- _Directions_: Search the material below for the word "Answer" and copy every line in which it occurs.

━━━━━━━━━━━━━━━━━━━━━━━━━━━━━━

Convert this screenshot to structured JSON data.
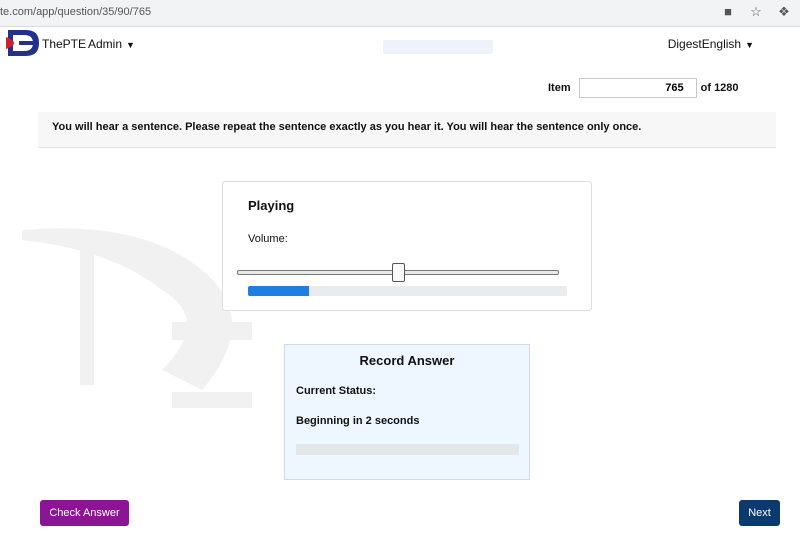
{
  "browser": {
    "url": "te.com/app/question/35/90/765"
  },
  "navbar": {
    "brand": "ThePTE",
    "user_menu": "Admin",
    "account_menu": "DigestEnglish"
  },
  "item": {
    "label": "Item",
    "value": "765",
    "total_label": "of 1280"
  },
  "instruction": "You will hear a sentence. Please repeat the sentence exactly as you hear it. You will hear the sentence only once.",
  "audio_player": {
    "title": "Playing",
    "volume_label": "Volume:",
    "volume_level": 0.5,
    "progress": 0.19
  },
  "record_panel": {
    "title": "Record Answer",
    "status_label": "Current Status:",
    "status_value": "Beginning in 2 seconds"
  },
  "buttons": {
    "check_answer": "Check Answer",
    "next": "Next"
  },
  "colors": {
    "check_button": "#8b1595",
    "next_button": "#0b3b6e",
    "progress_fill": "#1e7fe0",
    "logo_red": "#d0202a",
    "logo_navy": "#23318a"
  },
  "icons": [
    "camera-icon",
    "star-icon",
    "extension-icon",
    "caret-down-icon"
  ]
}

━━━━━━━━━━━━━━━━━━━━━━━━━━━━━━

- _Response to this exercise_:
    "title": "Record Answer",
    "check_answer": "Check Answer",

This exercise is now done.